Announcing Stack Overflow Documentation

We started with Q&A. Technical documentation is next, and we need your help.

Whether you're a beginner or an experienced developer, you can contribute.

Sign up and start helping → Learn more about Documentation →

It's always seemed strange to me that downloadable applications would offer multiple types of installers. For example, sometimes you can choose either a .exe or a .msi

Do certain types of installers have advantages over others? Does it matter which one you choose? As a developer, why would I want to offer different installers to my users?

share|improve this question
up vote 6 down vote accepted

One big difference between the exe and msi: You can EDIT an MSI file.
You can access the MSI Database directly using Orca -or- code it up through the WindowsInstaller APIs, using your favorite Windows hacking methods.

Ex. I wrote a python based builder which, amongst many other tasks, routinely edits and updates MSI packages.

A quick warning to brave souls:

Although the APIs seem well documented, a LOT of WI functionality is subtle, even cryptic - the MS Office team definitely did not chose the principle of "least surprise" when they created Windows Installer.

IF you choose to delve into the mystic world of WI, be prepared for long hours of head scratching, tedious debugging and pouring over enormous MSI log files

share|improve this answer

A big advantage of .msi over .exe is that they can be "rebundled" (I don't recall the correct term) by sysadmins for installation over the network for deployment in corporate environments.

share|improve this answer

the exe ones are mostly compressed ones. msi cant compress really good. the msi file you can share/install on your computers directly with windows active directory.

share|improve this answer

In corporate environments, clients are often subject to a "lockdown" policy that prohibits them from downloading EXE files, but usually MSI files are OK.

share|improve this answer

Your Answer

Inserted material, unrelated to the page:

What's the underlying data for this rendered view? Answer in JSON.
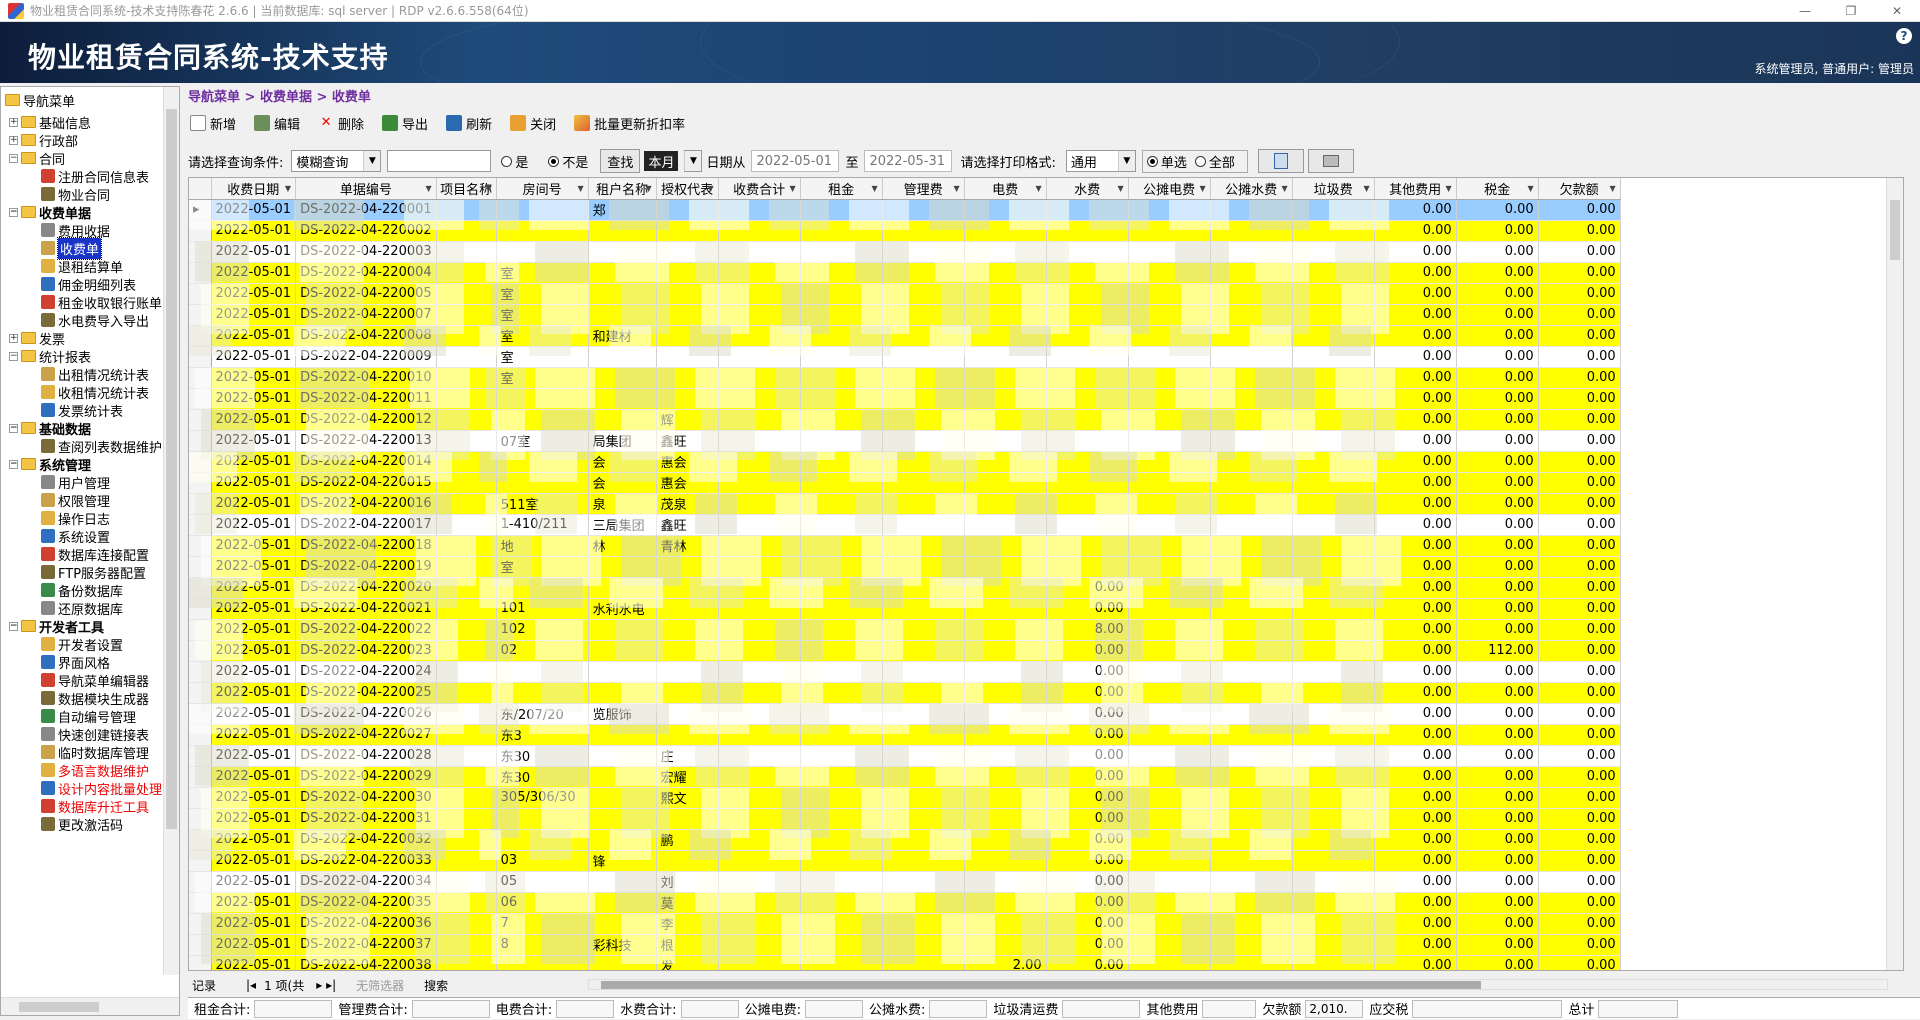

By posting your answer, you agree to the privacy policy and terms of service.

Not the answer you're looking for? Browse other questions tagged or ask your own question.